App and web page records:
*** Begin section ***

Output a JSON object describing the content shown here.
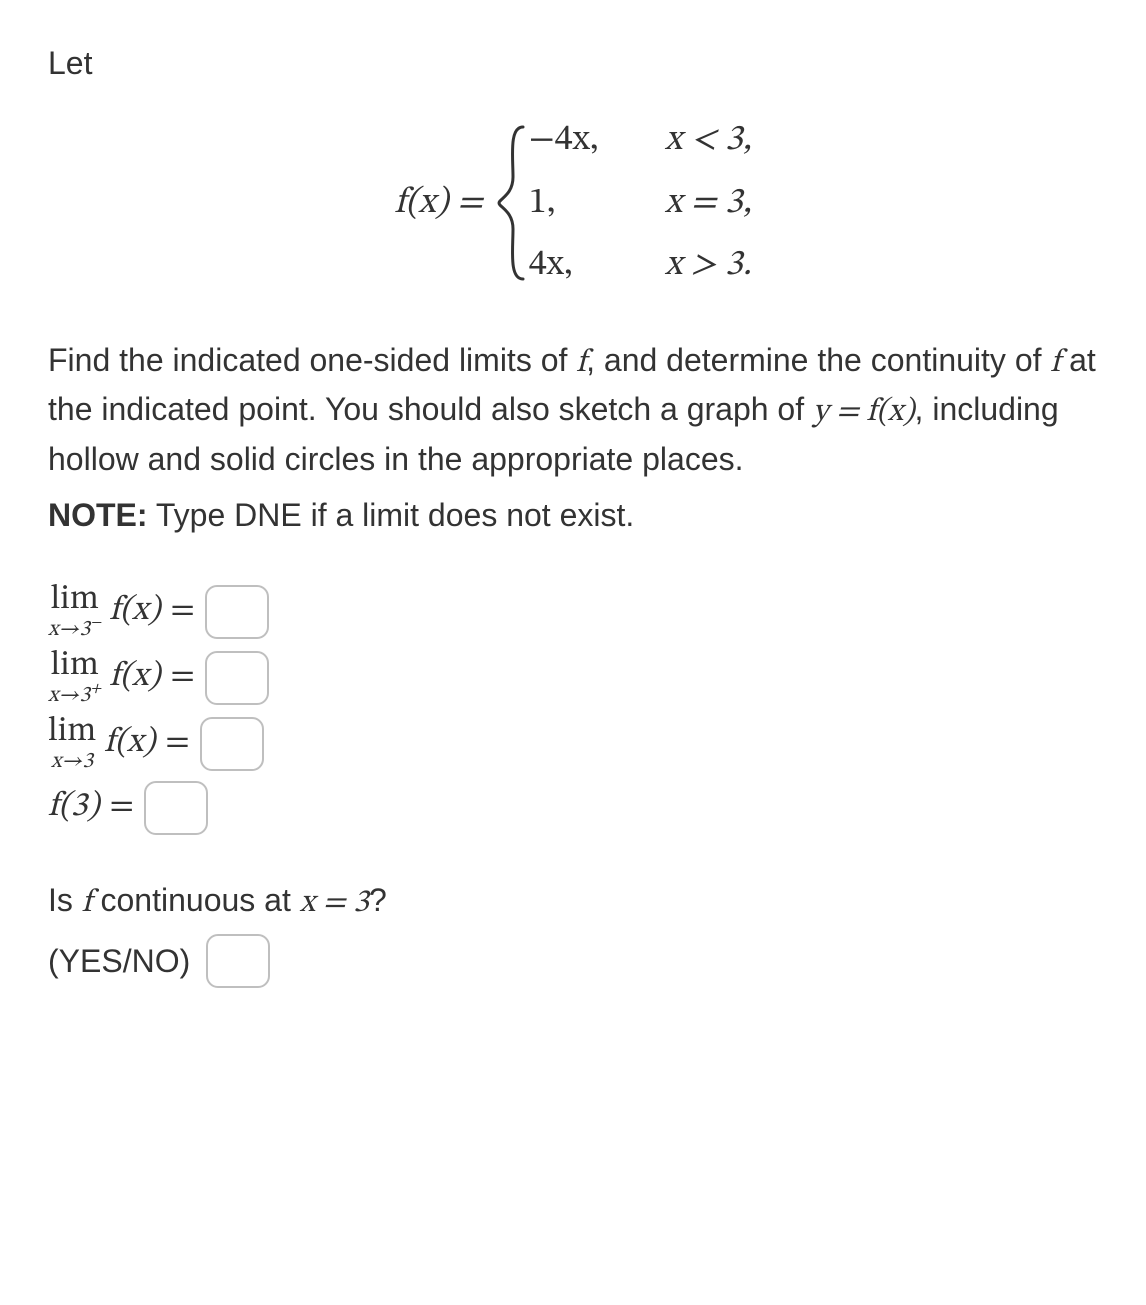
{
  "intro": "Let",
  "function": {
    "lhs": "f(x) = ",
    "cases": [
      {
        "expr": "−4x,",
        "cond": "x < 3,"
      },
      {
        "expr": "1,",
        "cond": "x = 3,"
      },
      {
        "expr": "4x,",
        "cond": "x > 3."
      }
    ]
  },
  "instructions": {
    "part1": "Find the indicated one-sided limits of ",
    "f1": "f",
    "part2": ", and determine the continuity of ",
    "f2": "f",
    "part3": " at the indicated point. You should also sketch a graph of ",
    "eq": "y = f(x)",
    "part4": ", including hollow and solid circles in the appropriate places."
  },
  "note": {
    "label": "NOTE:",
    "text": " Type DNE if a limit does not exist."
  },
  "answers": {
    "lim_word": "lim",
    "arrow": "x→3",
    "minus": "−",
    "plus": "+",
    "func": "f(x)",
    "eq": "=",
    "f_at_3": "f(3)"
  },
  "continuity": {
    "question_pre": "Is ",
    "f": "f",
    "question_mid": " continuous at ",
    "xeq": "x = 3",
    "question_post": "?",
    "yesno": "(YES/NO)"
  }
}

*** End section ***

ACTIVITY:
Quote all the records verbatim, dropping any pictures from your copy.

RESPONSE TO THIS EXERCISE:
Output a JSON object describing the content shown here.
{
  "intro": "Let",
  "function": {
    "lhs": "f(x) = ",
    "cases": [
      {
        "expr": "−4x,",
        "cond": "x < 3,"
      },
      {
        "expr": "1,",
        "cond": "x = 3,"
      },
      {
        "expr": "4x,",
        "cond": "x > 3."
      }
    ]
  },
  "instructions": {
    "part1": "Find the indicated one-sided limits of ",
    "f1": "f",
    "part2": ", and determine the continuity of ",
    "f2": "f",
    "part3": " at the indicated point. You should also sketch a graph of ",
    "eq": "y = f(x)",
    "part4": ", including hollow and solid circles in the appropriate places."
  },
  "note": {
    "label": "NOTE:",
    "text": " Type DNE if a limit does not exist."
  },
  "answers": {
    "lim_word": "lim",
    "arrow": "x→3",
    "minus": "−",
    "plus": "+",
    "func": "f(x)",
    "eq": "=",
    "f_at_3": "f(3)"
  },
  "continuity": {
    "question_pre": "Is ",
    "f": "f",
    "question_mid": " continuous at ",
    "xeq": "x = 3",
    "question_post": "?",
    "yesno": "(YES/NO)"
  }
}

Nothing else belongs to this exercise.